■ Data extracted from a collection ■
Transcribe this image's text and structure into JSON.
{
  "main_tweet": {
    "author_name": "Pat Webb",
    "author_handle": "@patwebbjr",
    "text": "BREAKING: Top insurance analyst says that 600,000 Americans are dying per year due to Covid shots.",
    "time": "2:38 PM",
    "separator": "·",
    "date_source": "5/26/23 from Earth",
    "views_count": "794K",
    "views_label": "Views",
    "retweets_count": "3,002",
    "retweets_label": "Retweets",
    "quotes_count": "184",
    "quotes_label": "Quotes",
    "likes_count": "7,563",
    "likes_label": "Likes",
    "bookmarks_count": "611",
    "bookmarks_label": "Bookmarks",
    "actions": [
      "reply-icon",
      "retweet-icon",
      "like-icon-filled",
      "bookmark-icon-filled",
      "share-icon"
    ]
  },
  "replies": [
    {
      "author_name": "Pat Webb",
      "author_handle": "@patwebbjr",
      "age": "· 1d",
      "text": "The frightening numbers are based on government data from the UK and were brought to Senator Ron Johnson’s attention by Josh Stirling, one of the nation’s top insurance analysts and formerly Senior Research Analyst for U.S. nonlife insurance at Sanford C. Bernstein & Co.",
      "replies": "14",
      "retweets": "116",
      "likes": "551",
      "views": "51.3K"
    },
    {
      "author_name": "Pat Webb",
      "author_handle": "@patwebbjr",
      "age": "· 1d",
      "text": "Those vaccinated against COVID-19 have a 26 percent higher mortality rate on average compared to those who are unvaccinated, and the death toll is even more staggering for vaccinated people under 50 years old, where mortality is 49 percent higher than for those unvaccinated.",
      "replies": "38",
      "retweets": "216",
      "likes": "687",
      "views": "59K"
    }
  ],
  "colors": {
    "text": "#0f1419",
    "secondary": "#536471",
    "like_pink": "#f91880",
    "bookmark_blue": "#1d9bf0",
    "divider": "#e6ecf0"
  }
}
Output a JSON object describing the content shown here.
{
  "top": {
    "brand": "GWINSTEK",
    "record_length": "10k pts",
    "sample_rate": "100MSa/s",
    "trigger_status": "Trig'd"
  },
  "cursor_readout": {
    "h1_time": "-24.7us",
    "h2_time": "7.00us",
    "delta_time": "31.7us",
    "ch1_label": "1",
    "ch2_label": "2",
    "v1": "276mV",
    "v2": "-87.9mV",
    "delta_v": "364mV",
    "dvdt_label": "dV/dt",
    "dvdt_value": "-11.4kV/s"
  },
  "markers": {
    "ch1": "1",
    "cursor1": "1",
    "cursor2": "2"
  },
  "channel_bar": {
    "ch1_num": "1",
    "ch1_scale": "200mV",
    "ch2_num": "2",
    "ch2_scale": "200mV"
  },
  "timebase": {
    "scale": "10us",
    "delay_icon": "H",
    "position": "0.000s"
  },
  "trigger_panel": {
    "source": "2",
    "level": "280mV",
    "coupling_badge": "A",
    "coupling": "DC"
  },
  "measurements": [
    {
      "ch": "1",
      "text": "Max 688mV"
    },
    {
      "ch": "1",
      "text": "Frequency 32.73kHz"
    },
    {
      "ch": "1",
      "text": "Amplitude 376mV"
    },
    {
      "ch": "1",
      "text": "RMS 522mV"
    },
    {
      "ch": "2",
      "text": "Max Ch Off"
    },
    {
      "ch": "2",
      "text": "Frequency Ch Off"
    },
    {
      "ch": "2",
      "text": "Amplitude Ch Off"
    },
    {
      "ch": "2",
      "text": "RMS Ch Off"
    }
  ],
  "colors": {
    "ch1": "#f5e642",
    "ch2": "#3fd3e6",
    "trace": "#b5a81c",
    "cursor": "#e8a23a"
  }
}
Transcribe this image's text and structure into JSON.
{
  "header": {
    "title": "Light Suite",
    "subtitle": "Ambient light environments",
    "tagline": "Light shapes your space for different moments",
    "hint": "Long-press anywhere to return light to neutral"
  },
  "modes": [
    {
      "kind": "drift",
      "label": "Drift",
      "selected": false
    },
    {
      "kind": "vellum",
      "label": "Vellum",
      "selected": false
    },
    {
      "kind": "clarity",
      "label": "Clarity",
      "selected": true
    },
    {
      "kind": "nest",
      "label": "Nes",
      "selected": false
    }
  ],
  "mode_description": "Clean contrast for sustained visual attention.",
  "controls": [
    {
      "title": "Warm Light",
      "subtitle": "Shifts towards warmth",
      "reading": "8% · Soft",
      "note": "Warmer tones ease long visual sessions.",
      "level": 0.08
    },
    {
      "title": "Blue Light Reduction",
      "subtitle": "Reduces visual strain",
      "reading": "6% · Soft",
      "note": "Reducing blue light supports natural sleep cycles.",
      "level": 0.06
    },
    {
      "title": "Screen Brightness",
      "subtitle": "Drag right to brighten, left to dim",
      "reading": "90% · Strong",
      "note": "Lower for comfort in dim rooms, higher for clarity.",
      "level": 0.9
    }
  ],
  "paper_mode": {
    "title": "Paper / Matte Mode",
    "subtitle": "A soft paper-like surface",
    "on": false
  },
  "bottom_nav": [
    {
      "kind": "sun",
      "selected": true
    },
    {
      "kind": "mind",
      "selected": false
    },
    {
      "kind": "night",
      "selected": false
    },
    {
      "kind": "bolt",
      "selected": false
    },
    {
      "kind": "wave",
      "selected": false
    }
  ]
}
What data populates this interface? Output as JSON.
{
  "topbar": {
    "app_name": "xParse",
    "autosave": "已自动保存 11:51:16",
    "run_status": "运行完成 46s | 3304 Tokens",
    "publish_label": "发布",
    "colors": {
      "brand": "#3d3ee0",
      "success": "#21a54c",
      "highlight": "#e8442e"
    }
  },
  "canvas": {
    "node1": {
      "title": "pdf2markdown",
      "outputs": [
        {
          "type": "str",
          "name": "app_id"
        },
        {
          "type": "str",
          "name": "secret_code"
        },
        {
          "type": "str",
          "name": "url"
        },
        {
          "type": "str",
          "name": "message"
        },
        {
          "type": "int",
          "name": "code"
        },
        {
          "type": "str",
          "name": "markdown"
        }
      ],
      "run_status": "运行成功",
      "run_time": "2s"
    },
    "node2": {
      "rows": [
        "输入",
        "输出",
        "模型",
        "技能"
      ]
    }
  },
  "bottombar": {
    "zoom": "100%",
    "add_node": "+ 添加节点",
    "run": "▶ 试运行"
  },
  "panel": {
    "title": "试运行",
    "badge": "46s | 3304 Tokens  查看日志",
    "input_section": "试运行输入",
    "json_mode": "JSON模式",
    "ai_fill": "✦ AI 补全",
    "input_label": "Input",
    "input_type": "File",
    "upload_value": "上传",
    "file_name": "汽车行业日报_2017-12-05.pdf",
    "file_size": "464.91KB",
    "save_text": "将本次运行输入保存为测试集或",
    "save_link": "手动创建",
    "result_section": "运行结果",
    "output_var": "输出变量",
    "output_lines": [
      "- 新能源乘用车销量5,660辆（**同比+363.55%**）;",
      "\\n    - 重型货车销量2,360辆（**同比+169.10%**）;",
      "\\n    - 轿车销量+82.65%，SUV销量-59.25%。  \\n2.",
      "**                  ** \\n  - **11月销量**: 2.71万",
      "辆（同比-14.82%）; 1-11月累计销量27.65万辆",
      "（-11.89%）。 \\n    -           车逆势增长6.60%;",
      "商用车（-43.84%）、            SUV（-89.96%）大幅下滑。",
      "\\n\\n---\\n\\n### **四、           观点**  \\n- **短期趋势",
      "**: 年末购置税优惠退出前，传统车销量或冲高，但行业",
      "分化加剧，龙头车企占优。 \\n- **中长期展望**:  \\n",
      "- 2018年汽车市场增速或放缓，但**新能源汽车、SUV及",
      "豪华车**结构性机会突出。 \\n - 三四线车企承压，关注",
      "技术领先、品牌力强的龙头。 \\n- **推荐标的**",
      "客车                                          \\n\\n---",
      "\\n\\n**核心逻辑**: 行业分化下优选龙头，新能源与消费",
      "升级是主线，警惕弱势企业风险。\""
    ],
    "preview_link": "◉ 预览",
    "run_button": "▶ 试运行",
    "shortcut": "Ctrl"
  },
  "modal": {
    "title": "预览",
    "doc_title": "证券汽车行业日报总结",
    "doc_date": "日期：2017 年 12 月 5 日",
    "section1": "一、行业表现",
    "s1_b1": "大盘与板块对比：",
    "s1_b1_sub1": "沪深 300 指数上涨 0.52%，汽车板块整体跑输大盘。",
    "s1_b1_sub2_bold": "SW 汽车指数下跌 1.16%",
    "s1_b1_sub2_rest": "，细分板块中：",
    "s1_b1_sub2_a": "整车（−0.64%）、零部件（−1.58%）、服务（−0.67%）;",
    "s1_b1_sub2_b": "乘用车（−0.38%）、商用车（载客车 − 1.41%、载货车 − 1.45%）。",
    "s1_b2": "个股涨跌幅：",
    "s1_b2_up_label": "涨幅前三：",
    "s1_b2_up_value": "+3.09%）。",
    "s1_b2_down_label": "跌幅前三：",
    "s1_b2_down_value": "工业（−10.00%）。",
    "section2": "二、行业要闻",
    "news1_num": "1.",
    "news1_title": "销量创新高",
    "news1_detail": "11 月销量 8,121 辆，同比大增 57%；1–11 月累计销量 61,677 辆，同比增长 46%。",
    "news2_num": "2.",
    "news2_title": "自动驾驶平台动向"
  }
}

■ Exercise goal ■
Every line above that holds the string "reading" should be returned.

■ Result ■
      "reading": "8% · Soft",
      "reading": "6% · Soft",
      "reading": "90% · Strong",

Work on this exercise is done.